Your objective » Below are the records; count how many of their lines hold the string "outState" and give the number alone.

Material provided »
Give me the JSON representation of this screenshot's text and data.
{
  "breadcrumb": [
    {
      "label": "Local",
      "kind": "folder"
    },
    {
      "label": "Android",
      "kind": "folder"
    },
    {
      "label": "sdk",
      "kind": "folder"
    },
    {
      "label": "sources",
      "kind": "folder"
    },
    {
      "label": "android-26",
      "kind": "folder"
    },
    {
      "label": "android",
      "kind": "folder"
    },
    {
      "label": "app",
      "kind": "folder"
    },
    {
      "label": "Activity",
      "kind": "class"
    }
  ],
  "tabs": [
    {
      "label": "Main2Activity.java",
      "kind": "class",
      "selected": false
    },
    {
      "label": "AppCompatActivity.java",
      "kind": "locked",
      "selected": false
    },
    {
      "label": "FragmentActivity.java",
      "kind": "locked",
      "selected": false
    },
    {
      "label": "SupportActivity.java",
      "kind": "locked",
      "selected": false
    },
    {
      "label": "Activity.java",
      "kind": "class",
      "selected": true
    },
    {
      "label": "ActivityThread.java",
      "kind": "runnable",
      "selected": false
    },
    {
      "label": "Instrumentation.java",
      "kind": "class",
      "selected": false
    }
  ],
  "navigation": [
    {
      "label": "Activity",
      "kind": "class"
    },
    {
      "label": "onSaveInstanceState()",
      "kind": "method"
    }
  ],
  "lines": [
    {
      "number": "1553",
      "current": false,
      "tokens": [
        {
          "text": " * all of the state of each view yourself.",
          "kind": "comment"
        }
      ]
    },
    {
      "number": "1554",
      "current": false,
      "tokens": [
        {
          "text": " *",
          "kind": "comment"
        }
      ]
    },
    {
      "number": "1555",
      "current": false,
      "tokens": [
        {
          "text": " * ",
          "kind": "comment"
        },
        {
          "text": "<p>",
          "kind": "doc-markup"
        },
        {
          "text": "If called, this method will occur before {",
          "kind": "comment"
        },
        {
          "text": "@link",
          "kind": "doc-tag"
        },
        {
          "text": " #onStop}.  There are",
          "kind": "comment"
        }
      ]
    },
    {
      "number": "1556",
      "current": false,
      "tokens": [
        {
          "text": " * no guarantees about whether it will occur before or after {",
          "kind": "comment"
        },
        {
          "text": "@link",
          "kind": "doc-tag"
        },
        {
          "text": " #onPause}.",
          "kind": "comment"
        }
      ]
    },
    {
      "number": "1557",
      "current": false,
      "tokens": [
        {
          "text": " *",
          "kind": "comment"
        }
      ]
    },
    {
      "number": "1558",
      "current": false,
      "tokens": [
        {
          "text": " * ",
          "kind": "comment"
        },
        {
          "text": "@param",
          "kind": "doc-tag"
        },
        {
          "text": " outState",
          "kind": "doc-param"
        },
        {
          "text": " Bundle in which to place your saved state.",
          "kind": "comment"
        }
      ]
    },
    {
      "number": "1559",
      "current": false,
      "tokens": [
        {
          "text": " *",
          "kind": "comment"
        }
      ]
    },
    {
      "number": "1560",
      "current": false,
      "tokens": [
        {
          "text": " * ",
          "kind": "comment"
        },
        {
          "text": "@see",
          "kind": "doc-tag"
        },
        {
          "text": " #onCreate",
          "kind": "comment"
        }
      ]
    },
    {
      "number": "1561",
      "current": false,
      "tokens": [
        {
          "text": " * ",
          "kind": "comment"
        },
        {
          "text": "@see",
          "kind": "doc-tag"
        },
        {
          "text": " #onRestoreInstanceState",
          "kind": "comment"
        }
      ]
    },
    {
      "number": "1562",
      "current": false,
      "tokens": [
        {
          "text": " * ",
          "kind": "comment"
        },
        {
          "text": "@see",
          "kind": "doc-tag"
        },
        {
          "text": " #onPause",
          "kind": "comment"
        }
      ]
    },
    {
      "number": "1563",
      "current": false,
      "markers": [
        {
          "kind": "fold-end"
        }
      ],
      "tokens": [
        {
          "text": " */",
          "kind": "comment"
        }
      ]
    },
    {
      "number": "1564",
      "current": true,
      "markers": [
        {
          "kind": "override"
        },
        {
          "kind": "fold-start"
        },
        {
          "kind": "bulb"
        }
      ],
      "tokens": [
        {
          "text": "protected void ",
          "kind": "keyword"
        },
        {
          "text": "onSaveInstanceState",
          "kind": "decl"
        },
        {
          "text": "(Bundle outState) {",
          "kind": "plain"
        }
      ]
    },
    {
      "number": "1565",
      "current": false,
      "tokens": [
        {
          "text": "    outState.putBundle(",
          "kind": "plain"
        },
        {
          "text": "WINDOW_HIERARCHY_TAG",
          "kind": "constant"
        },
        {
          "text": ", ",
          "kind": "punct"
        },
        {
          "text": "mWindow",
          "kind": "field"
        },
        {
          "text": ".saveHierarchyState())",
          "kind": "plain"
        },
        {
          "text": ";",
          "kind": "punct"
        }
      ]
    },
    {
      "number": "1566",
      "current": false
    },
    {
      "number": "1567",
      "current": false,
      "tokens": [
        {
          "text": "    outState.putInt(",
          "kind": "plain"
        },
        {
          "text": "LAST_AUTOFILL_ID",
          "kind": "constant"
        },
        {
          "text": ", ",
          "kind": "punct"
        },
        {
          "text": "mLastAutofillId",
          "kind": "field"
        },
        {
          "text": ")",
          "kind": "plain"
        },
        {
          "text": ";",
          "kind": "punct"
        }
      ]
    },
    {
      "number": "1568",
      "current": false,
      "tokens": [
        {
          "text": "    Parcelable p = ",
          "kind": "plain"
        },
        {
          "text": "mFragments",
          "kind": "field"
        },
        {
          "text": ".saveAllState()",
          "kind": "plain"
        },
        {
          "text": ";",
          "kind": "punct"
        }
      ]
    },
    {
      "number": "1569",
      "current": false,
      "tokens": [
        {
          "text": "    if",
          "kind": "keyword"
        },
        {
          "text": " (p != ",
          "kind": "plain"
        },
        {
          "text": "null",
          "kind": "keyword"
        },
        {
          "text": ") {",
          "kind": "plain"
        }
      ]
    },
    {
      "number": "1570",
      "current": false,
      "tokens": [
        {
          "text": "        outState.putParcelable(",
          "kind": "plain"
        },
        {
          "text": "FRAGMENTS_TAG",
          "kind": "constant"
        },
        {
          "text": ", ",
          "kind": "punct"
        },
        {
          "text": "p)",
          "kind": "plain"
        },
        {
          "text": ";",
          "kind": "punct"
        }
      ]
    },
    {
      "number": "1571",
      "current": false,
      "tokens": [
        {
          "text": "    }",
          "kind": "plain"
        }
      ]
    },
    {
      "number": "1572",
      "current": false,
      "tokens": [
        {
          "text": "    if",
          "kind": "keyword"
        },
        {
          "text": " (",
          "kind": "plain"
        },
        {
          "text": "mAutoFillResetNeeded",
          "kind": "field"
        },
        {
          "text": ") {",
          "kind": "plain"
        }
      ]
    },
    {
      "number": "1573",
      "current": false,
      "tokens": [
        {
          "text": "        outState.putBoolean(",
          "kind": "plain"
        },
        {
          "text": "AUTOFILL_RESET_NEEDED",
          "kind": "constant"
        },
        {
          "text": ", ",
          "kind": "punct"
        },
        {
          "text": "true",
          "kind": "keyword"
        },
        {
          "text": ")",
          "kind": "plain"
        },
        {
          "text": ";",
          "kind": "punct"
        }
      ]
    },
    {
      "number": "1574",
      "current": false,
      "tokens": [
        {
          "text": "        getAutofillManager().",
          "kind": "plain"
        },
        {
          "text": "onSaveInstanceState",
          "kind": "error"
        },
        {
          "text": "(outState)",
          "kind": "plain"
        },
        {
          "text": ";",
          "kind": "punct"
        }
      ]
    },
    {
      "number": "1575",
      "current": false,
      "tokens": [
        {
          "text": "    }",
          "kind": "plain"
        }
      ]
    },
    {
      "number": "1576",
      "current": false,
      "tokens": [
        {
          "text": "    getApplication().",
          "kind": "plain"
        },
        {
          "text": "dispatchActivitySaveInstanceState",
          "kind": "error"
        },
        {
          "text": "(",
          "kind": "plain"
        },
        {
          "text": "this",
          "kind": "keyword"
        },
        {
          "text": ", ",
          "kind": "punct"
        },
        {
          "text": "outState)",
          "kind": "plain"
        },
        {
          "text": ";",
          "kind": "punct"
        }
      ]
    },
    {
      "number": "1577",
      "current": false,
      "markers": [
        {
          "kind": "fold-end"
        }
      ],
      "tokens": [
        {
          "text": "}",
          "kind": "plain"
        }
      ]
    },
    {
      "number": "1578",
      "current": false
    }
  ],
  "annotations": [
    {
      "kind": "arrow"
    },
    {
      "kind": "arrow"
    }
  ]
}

Solution below » 8